The big problem is the underlying assumption that somehow only taking 7-10 shots a game, and dunking or laying in all of them is somehow easy. Somehow, Tyson Chandler isn't really doing anything special when he rolls to the hoop for an alley-oop or when he makes backdoor cut for a lob dunk, or when he grabs an offensive board and puts it back in. That stuff's easy, right? That must be why everybody in the NBA can do that!
Except...uh...they don't do that. And I can only presume that they don't do that because they can't. It is decidedly not easy. Here's a list of the 34 players in the NBA with more than 500 minutes, and 11 or fewer FGA per 48 minutes:

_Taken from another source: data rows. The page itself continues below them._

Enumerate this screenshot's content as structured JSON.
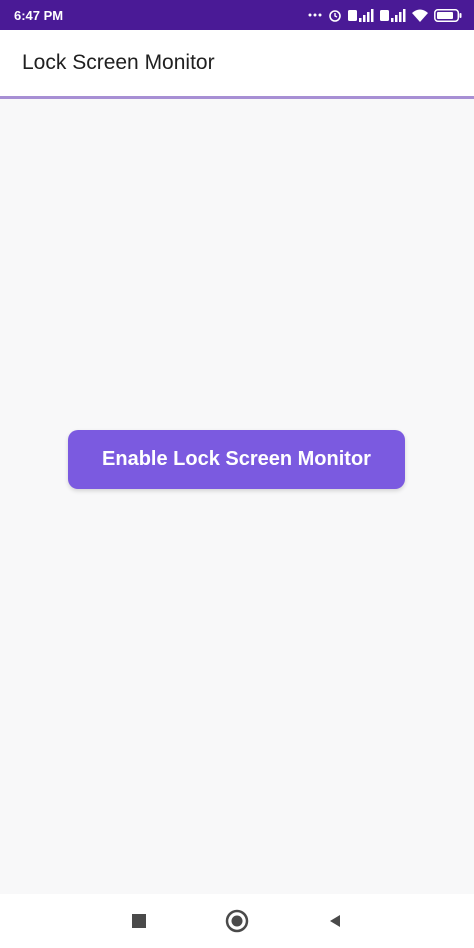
{
  "status_bar": {
    "time": "6:47 PM",
    "icons": [
      "more-dots-icon",
      "alarm-icon",
      "signal-icon",
      "signal-icon",
      "wifi-icon",
      "battery-icon"
    ]
  },
  "app_bar": {
    "title": "Lock Screen Monitor"
  },
  "main": {
    "enable_button_label": "Enable Lock Screen Monitor"
  },
  "nav_bar": {
    "buttons": [
      "recents-button",
      "home-button",
      "back-button"
    ]
  },
  "colors": {
    "status_bar": "#4a1a96",
    "accent": "#7b5ae0",
    "divider": "#a78fd4",
    "background": "#f8f8f9"
  }
}
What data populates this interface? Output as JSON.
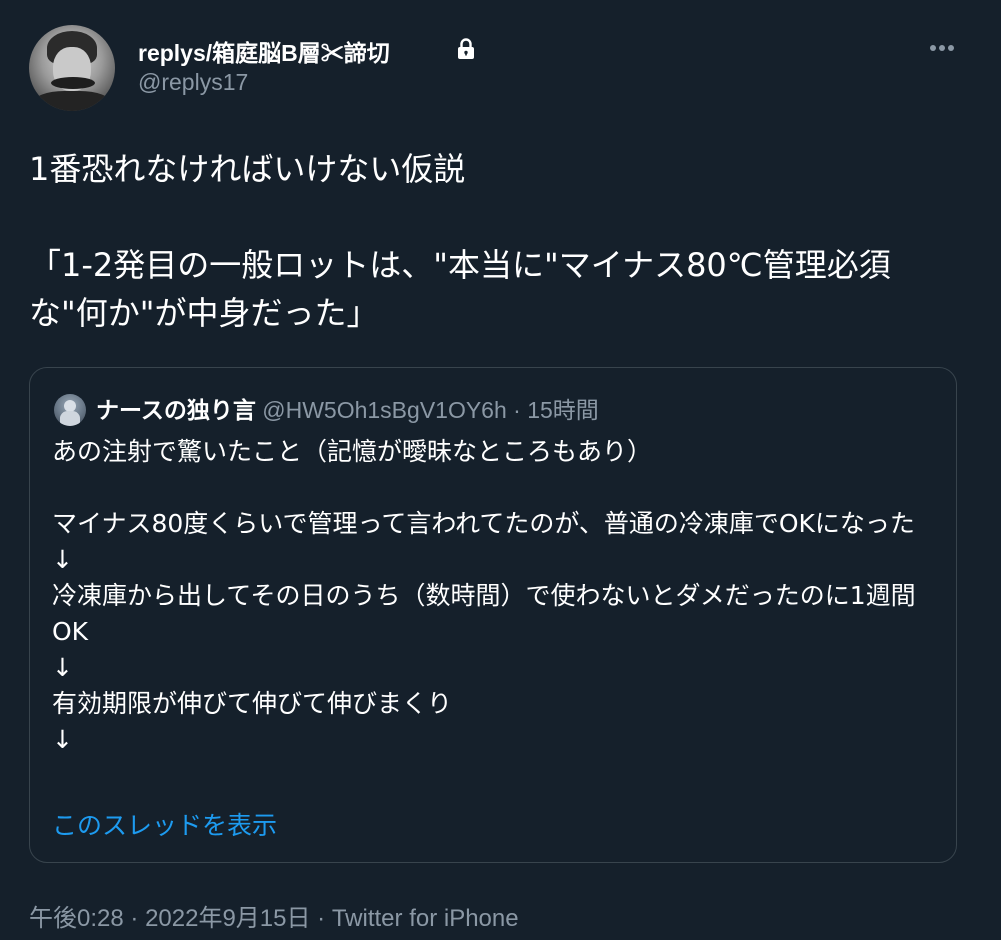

|Player||FGA pre 48||TS%||Points Over Par (per48)|
One thing should be immediately clear: despite that this is presumably a list of guys that are only shooting when they are open, most of these guys just aren't very good at getting the ball through the hoop, at least this year. Only 9 of the 32 have above average TS%. Another should be that Points over Par isn't being very kind to them. It's true, Greg Stiemsma could probably go from awful to just bad if he shot less, but this is because he sucks at shooting. Generally if you are terrible at something, then not trying to do it will help your team (or at least hurt it less). In Stiemsma's case, I doubt there is much to be done, he's essentially Darko 2.0: awful at everything but shot blocking.
So it turns out that "only shooting when you have a really good shot" or "only shooting when you have a layup or dunk" isn't really a recipe for success. It's not like Brendan Haywood and Ronny Turiaf didn't get the memo. It's more likely that they simply do not have the skills (or talents, I'm not going to start a nature-vs-nurture argument here) that Tyson Chandler has.
It turns out that just getting yourself a few dunks and layups per game is hard. And please don't argue that it's easy for Chandler because he plays with Melo. Take another look at this list. Kendrick Perkins also has a pretty good teammate getting lots of attention. Ronny Turiaf and Chris Duhan play with Kobe. Lamar Odom can't seem to hit a shot anymore even though he plays with Chris Paul.